◆ **ACTIVITY**:
Note every line in the entries that contains the string "name", and copy it.

◆ **DATA IN THIS EXERCISE**:
^^^^^^^^^^^^^^^^

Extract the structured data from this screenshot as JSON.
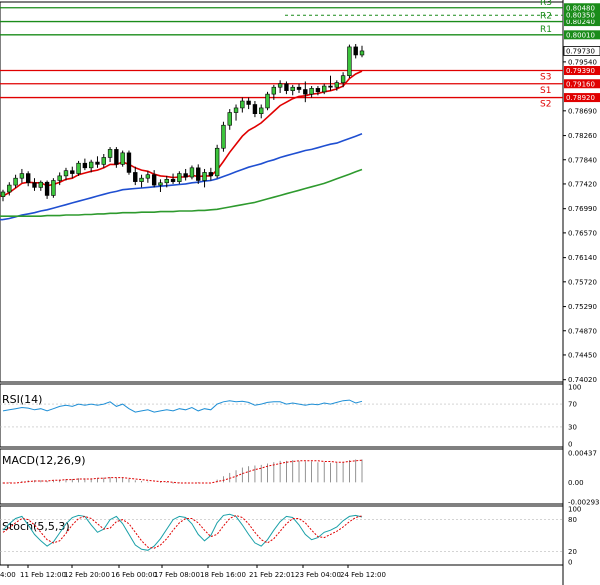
{
  "chart_data": {
    "type": "candlestick",
    "title": "",
    "price_axis": {
      "ticks": [
        "0.79540",
        "0.78690",
        "0.78260",
        "0.77840",
        "0.77420",
        "0.76990",
        "0.76570",
        "0.76140",
        "0.75720",
        "0.75290",
        "0.74870",
        "0.74450",
        "0.74020"
      ],
      "tick_values": [
        0.7954,
        0.7869,
        0.7826,
        0.7784,
        0.7742,
        0.7699,
        0.7657,
        0.7614,
        0.7572,
        0.7529,
        0.7487,
        0.7445,
        0.7402
      ],
      "range": [
        0.7398,
        0.8058
      ]
    },
    "time_axis": {
      "labels": [
        "4:00",
        "11 Feb 12:00",
        "12 Feb 20:00",
        "16 Feb 00:00",
        "17 Feb 08:00",
        "18 Feb 16:00",
        "21 Feb 22:01",
        "23 Feb 04:00",
        "24 Feb 12:00"
      ]
    },
    "current_price": {
      "label": "0.79730",
      "value": 0.7973,
      "color": "#000000"
    },
    "levels": [
      {
        "name": "R3",
        "label": "0.80480",
        "value": 0.8048,
        "color": "#1a8c1a"
      },
      {
        "name": "R2",
        "label": "0.80240",
        "value": 0.8024,
        "color": "#1a8c1a"
      },
      {
        "name": "R1",
        "label": "0.80010",
        "value": 0.8001,
        "color": "#1a8c1a"
      },
      {
        "name": "S1",
        "label": "0.79160",
        "value": 0.7916,
        "color": "#e00000"
      },
      {
        "name": "S2",
        "label": "0.78920",
        "value": 0.7892,
        "color": "#e00000"
      },
      {
        "name": "S3",
        "label": "",
        "value": 0.7939,
        "color": "#e00000"
      }
    ],
    "extra_price_labels": [
      {
        "label": "0.80350",
        "value": 0.8035,
        "color": "#1a8c1a"
      },
      {
        "label": "0.79390",
        "value": 0.7939,
        "color": "#e00000"
      }
    ],
    "candles": [
      [
        0.772,
        0.7732,
        0.7712,
        0.7728
      ],
      [
        0.7728,
        0.7745,
        0.7722,
        0.774
      ],
      [
        0.774,
        0.7758,
        0.7735,
        0.7752
      ],
      [
        0.7752,
        0.7768,
        0.7744,
        0.776
      ],
      [
        0.776,
        0.7764,
        0.7738,
        0.7744
      ],
      [
        0.7744,
        0.7752,
        0.773,
        0.7736
      ],
      [
        0.7736,
        0.7748,
        0.773,
        0.7745
      ],
      [
        0.7745,
        0.7748,
        0.7716,
        0.7722
      ],
      [
        0.7722,
        0.7752,
        0.7718,
        0.7748
      ],
      [
        0.7748,
        0.7762,
        0.774,
        0.7756
      ],
      [
        0.7756,
        0.777,
        0.7748,
        0.7765
      ],
      [
        0.7765,
        0.7772,
        0.7752,
        0.776
      ],
      [
        0.776,
        0.7782,
        0.7756,
        0.7778
      ],
      [
        0.7778,
        0.7786,
        0.7766,
        0.777
      ],
      [
        0.777,
        0.7784,
        0.7762,
        0.778
      ],
      [
        0.778,
        0.779,
        0.777,
        0.7776
      ],
      [
        0.7776,
        0.7794,
        0.777,
        0.7788
      ],
      [
        0.7788,
        0.7806,
        0.778,
        0.7802
      ],
      [
        0.7802,
        0.7806,
        0.777,
        0.7776
      ],
      [
        0.7776,
        0.78,
        0.7772,
        0.7796
      ],
      [
        0.7796,
        0.78,
        0.7758,
        0.7762
      ],
      [
        0.7762,
        0.7772,
        0.774,
        0.7746
      ],
      [
        0.7746,
        0.7758,
        0.7736,
        0.7752
      ],
      [
        0.7752,
        0.7764,
        0.7744,
        0.7758
      ],
      [
        0.7758,
        0.7766,
        0.7736,
        0.774
      ],
      [
        0.774,
        0.775,
        0.7728,
        0.7744
      ],
      [
        0.7744,
        0.7756,
        0.7736,
        0.775
      ],
      [
        0.775,
        0.776,
        0.7742,
        0.7746
      ],
      [
        0.7746,
        0.7764,
        0.7742,
        0.776
      ],
      [
        0.776,
        0.7768,
        0.7748,
        0.7754
      ],
      [
        0.7754,
        0.7774,
        0.775,
        0.777
      ],
      [
        0.777,
        0.7776,
        0.7742,
        0.7748
      ],
      [
        0.7748,
        0.7768,
        0.7736,
        0.7762
      ],
      [
        0.7762,
        0.777,
        0.7748,
        0.7756
      ],
      [
        0.7756,
        0.781,
        0.7752,
        0.7804
      ],
      [
        0.7804,
        0.785,
        0.7798,
        0.7844
      ],
      [
        0.7844,
        0.7872,
        0.7836,
        0.7866
      ],
      [
        0.7866,
        0.788,
        0.7852,
        0.7874
      ],
      [
        0.7874,
        0.7892,
        0.7866,
        0.7886
      ],
      [
        0.7886,
        0.7892,
        0.7872,
        0.788
      ],
      [
        0.788,
        0.7886,
        0.7858,
        0.7864
      ],
      [
        0.7864,
        0.788,
        0.7856,
        0.7874
      ],
      [
        0.7874,
        0.7902,
        0.787,
        0.7898
      ],
      [
        0.7898,
        0.7914,
        0.7888,
        0.791
      ],
      [
        0.791,
        0.7922,
        0.79,
        0.7916
      ],
      [
        0.7916,
        0.792,
        0.7898,
        0.7904
      ],
      [
        0.7904,
        0.7914,
        0.7896,
        0.791
      ],
      [
        0.791,
        0.7916,
        0.79,
        0.7906
      ],
      [
        0.7906,
        0.792,
        0.7884,
        0.7898
      ],
      [
        0.7898,
        0.7912,
        0.7892,
        0.7908
      ],
      [
        0.7908,
        0.7912,
        0.7896,
        0.7902
      ],
      [
        0.7902,
        0.7916,
        0.7898,
        0.7912
      ],
      [
        0.7912,
        0.793,
        0.7904,
        0.791
      ],
      [
        0.791,
        0.7922,
        0.7904,
        0.7918
      ],
      [
        0.7918,
        0.7936,
        0.791,
        0.793
      ],
      [
        0.793,
        0.7984,
        0.7926,
        0.798
      ],
      [
        0.798,
        0.7985,
        0.796,
        0.7966
      ],
      [
        0.7966,
        0.7982,
        0.7962,
        0.7973
      ]
    ],
    "moving_averages": [
      {
        "color": "#e00000",
        "values": [
          0.7721,
          0.7727,
          0.7735,
          0.7743,
          0.7745,
          0.7744,
          0.7744,
          0.7739,
          0.7741,
          0.7745,
          0.775,
          0.7752,
          0.7758,
          0.7761,
          0.7764,
          0.7766,
          0.777,
          0.7776,
          0.7776,
          0.778,
          0.7776,
          0.777,
          0.7766,
          0.7764,
          0.7759,
          0.7756,
          0.7755,
          0.7753,
          0.7754,
          0.7754,
          0.7757,
          0.7755,
          0.7756,
          0.7756,
          0.7766,
          0.7781,
          0.7797,
          0.7811,
          0.7825,
          0.7835,
          0.7841,
          0.7848,
          0.7858,
          0.7868,
          0.7878,
          0.7884,
          0.789,
          0.7894,
          0.7895,
          0.7898,
          0.7899,
          0.7902,
          0.7904,
          0.7907,
          0.7912,
          0.7925,
          0.7933,
          0.7938
        ]
      },
      {
        "color": "#1f4fd1",
        "values": [
          0.768,
          0.7682,
          0.7685,
          0.7688,
          0.769,
          0.7692,
          0.7695,
          0.7697,
          0.77,
          0.7703,
          0.7706,
          0.7709,
          0.7712,
          0.7715,
          0.7718,
          0.7721,
          0.7724,
          0.7727,
          0.7729,
          0.7732,
          0.7733,
          0.7734,
          0.7735,
          0.7736,
          0.7737,
          0.7738,
          0.7739,
          0.774,
          0.7741,
          0.7742,
          0.7744,
          0.7745,
          0.7747,
          0.7748,
          0.7751,
          0.7755,
          0.7759,
          0.7763,
          0.7767,
          0.7771,
          0.7774,
          0.7777,
          0.7781,
          0.7784,
          0.7788,
          0.7791,
          0.7794,
          0.7797,
          0.78,
          0.7802,
          0.7805,
          0.7808,
          0.7811,
          0.7813,
          0.7817,
          0.7821,
          0.7825,
          0.7829
        ]
      },
      {
        "color": "#2e9a2e",
        "values": [
          0.7686,
          0.7686,
          0.7686,
          0.7686,
          0.7686,
          0.7686,
          0.7686,
          0.7687,
          0.7687,
          0.7687,
          0.7688,
          0.7688,
          0.7688,
          0.7689,
          0.7689,
          0.769,
          0.769,
          0.7691,
          0.7691,
          0.7692,
          0.7692,
          0.7692,
          0.7693,
          0.7693,
          0.7693,
          0.7694,
          0.7694,
          0.7694,
          0.7695,
          0.7695,
          0.7695,
          0.7696,
          0.7696,
          0.7697,
          0.7698,
          0.77,
          0.7702,
          0.7704,
          0.7706,
          0.7708,
          0.771,
          0.7713,
          0.7716,
          0.7719,
          0.7722,
          0.7725,
          0.7728,
          0.7731,
          0.7734,
          0.7737,
          0.774,
          0.7743,
          0.7747,
          0.7751,
          0.7755,
          0.7759,
          0.7763,
          0.7767
        ]
      }
    ],
    "indicators": {
      "rsi": {
        "title": "RSI(14)",
        "ticks": [
          "100",
          "70",
          "30",
          "0"
        ],
        "tick_values": [
          100,
          70,
          30,
          0
        ],
        "values": [
          58,
          60,
          62,
          64,
          63,
          60,
          62,
          58,
          62,
          66,
          68,
          66,
          70,
          68,
          70,
          68,
          70,
          74,
          66,
          70,
          62,
          56,
          58,
          60,
          56,
          58,
          60,
          58,
          62,
          60,
          64,
          58,
          62,
          60,
          70,
          74,
          76,
          74,
          75,
          73,
          68,
          70,
          73,
          74,
          74,
          70,
          72,
          70,
          68,
          70,
          69,
          72,
          70,
          73,
          76,
          77,
          72,
          75
        ]
      },
      "macd": {
        "title": "MACD(12,26,9)",
        "ticks": [
          "0.00437",
          "0.00",
          "-0.002935"
        ],
        "tick_values": [
          0.00437,
          0.0,
          -0.002935
        ],
        "range": [
          -0.002935,
          0.00437
        ],
        "hist": [
          -0.0002,
          -0.0001,
          0.0,
          0.0002,
          0.0003,
          0.0003,
          0.0003,
          0.0002,
          0.0003,
          0.0004,
          0.0005,
          0.0005,
          0.0006,
          0.0006,
          0.0006,
          0.0006,
          0.0007,
          0.0008,
          0.0007,
          0.0007,
          0.0005,
          0.0003,
          0.0002,
          0.0001,
          0.0,
          -0.0001,
          -0.0001,
          -0.0002,
          -0.0001,
          -0.0001,
          0.0,
          -0.0001,
          0.0,
          0.0,
          0.0004,
          0.0009,
          0.0014,
          0.0018,
          0.0022,
          0.0024,
          0.0025,
          0.0026,
          0.0028,
          0.003,
          0.0032,
          0.0032,
          0.0033,
          0.0032,
          0.0031,
          0.0031,
          0.003,
          0.003,
          0.0029,
          0.0029,
          0.003,
          0.0033,
          0.0034,
          0.0034
        ],
        "signal": [
          -0.0001,
          -0.0001,
          -0.0001,
          0.0,
          0.0001,
          0.0002,
          0.0002,
          0.0002,
          0.0003,
          0.0003,
          0.0004,
          0.0004,
          0.0005,
          0.0005,
          0.0005,
          0.0006,
          0.0006,
          0.0007,
          0.0007,
          0.0007,
          0.0006,
          0.0005,
          0.0004,
          0.0003,
          0.0002,
          0.0001,
          0.0001,
          0.0,
          -0.0001,
          -0.0001,
          -0.0001,
          -0.0001,
          -0.0001,
          -0.0001,
          0.0001,
          0.0003,
          0.0006,
          0.0009,
          0.0013,
          0.0016,
          0.0019,
          0.0021,
          0.0024,
          0.0026,
          0.0028,
          0.003,
          0.0031,
          0.0032,
          0.0032,
          0.0032,
          0.0032,
          0.0031,
          0.0031,
          0.003,
          0.003,
          0.0031,
          0.0032,
          0.0033
        ]
      },
      "stoch": {
        "title": "Stoch(5,5,3)",
        "ticks": [
          "100",
          "80",
          "20",
          "0"
        ],
        "tick_values": [
          100,
          80,
          20,
          0
        ],
        "main": [
          60,
          72,
          82,
          86,
          70,
          52,
          40,
          30,
          38,
          55,
          72,
          84,
          88,
          86,
          70,
          56,
          62,
          80,
          86,
          72,
          52,
          32,
          24,
          22,
          30,
          44,
          62,
          80,
          86,
          84,
          72,
          52,
          40,
          50,
          74,
          88,
          90,
          86,
          70,
          52,
          36,
          30,
          42,
          60,
          76,
          86,
          84,
          70,
          52,
          42,
          46,
          56,
          60,
          66,
          78,
          86,
          88,
          85
        ],
        "signal": [
          56,
          64,
          74,
          82,
          80,
          70,
          56,
          42,
          36,
          40,
          54,
          70,
          82,
          86,
          82,
          72,
          62,
          64,
          76,
          80,
          72,
          56,
          40,
          28,
          26,
          32,
          44,
          60,
          74,
          82,
          82,
          74,
          60,
          48,
          52,
          68,
          82,
          88,
          84,
          72,
          56,
          42,
          36,
          44,
          58,
          72,
          82,
          82,
          74,
          60,
          48,
          46,
          52,
          58,
          66,
          76,
          84,
          87
        ]
      }
    }
  }
}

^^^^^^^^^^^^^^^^

◆ **ANSWER FOR THE TASK**:
        "name": "R3",
        "name": "R2",
        "name": "R1",
        "name": "S1",
        "name": "S2",
        "name": "S3",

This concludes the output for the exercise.